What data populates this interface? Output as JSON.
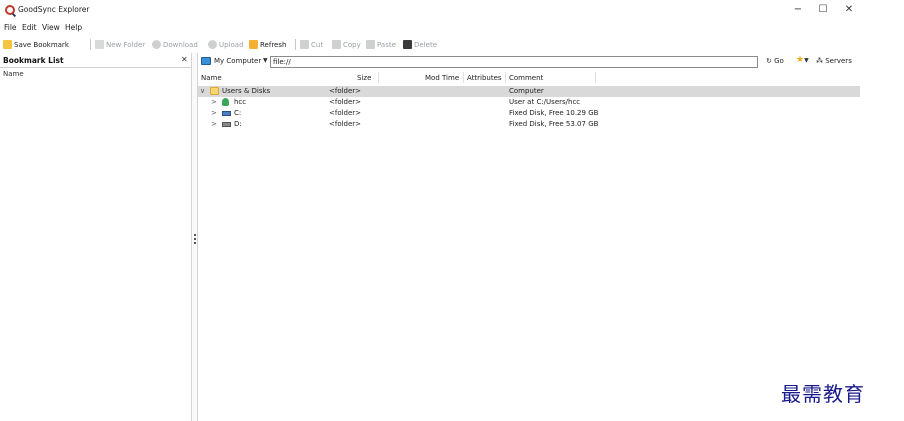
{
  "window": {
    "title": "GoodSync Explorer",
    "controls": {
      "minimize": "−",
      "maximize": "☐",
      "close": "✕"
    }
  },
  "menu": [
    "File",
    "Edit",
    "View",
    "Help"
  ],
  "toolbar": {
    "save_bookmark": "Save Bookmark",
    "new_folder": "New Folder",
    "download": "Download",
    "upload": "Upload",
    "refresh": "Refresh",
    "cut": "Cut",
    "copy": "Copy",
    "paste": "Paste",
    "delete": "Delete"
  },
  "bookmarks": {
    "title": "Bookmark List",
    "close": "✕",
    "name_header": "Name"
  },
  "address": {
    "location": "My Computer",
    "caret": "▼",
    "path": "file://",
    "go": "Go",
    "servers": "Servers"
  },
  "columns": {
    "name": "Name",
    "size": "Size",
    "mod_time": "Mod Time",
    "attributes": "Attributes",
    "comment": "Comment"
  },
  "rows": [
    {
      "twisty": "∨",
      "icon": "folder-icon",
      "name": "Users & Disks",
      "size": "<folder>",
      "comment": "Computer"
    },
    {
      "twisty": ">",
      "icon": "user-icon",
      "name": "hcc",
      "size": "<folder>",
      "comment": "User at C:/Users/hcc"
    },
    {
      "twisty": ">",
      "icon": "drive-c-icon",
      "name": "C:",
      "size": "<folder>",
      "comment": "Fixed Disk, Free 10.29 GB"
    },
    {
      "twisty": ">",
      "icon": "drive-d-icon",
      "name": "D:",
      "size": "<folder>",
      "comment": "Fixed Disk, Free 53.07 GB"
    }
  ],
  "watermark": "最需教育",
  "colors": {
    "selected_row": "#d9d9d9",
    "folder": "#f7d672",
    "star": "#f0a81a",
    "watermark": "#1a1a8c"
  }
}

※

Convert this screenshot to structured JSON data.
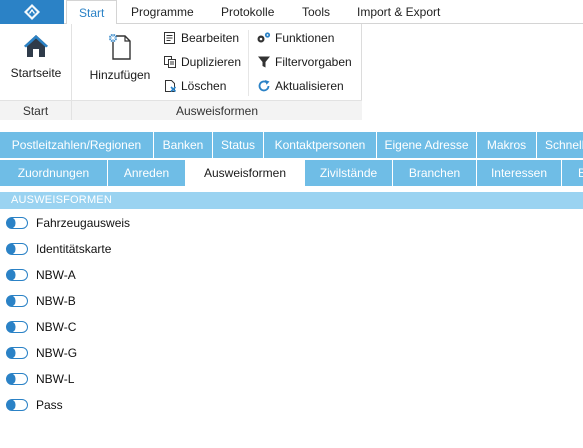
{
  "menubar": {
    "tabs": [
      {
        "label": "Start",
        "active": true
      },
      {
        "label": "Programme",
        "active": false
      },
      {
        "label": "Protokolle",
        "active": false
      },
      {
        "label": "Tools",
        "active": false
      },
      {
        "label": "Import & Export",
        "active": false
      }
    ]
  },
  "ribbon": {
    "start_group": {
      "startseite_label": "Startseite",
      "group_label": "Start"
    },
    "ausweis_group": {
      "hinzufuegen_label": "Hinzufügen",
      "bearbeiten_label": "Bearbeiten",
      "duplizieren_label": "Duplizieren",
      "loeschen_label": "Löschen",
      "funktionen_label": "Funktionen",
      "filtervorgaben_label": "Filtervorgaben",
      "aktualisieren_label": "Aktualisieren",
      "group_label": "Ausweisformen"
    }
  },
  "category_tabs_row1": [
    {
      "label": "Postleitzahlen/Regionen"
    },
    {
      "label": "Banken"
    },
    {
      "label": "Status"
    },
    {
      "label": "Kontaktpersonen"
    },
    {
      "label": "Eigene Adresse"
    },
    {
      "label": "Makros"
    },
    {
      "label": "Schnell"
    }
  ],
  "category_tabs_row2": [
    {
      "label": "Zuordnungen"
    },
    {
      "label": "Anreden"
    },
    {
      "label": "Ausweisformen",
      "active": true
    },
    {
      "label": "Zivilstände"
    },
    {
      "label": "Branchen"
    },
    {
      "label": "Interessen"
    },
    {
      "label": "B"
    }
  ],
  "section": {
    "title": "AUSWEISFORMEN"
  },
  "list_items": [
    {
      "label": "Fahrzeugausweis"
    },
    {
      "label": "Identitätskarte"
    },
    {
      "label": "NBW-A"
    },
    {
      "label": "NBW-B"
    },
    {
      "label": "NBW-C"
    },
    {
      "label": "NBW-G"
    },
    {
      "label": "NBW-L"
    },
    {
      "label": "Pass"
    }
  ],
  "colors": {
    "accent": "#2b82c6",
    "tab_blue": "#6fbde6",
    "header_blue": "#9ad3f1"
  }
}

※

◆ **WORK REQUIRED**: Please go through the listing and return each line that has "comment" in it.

◆ **OUTPUT**:
    "comment": "Comment"
      "comment": "Computer"
      "comment": "User at C:/Users/hcc"
      "comment": "Fixed Disk, Free 10.29 GB"
      "comment": "Fixed Disk, Free 53.07 GB"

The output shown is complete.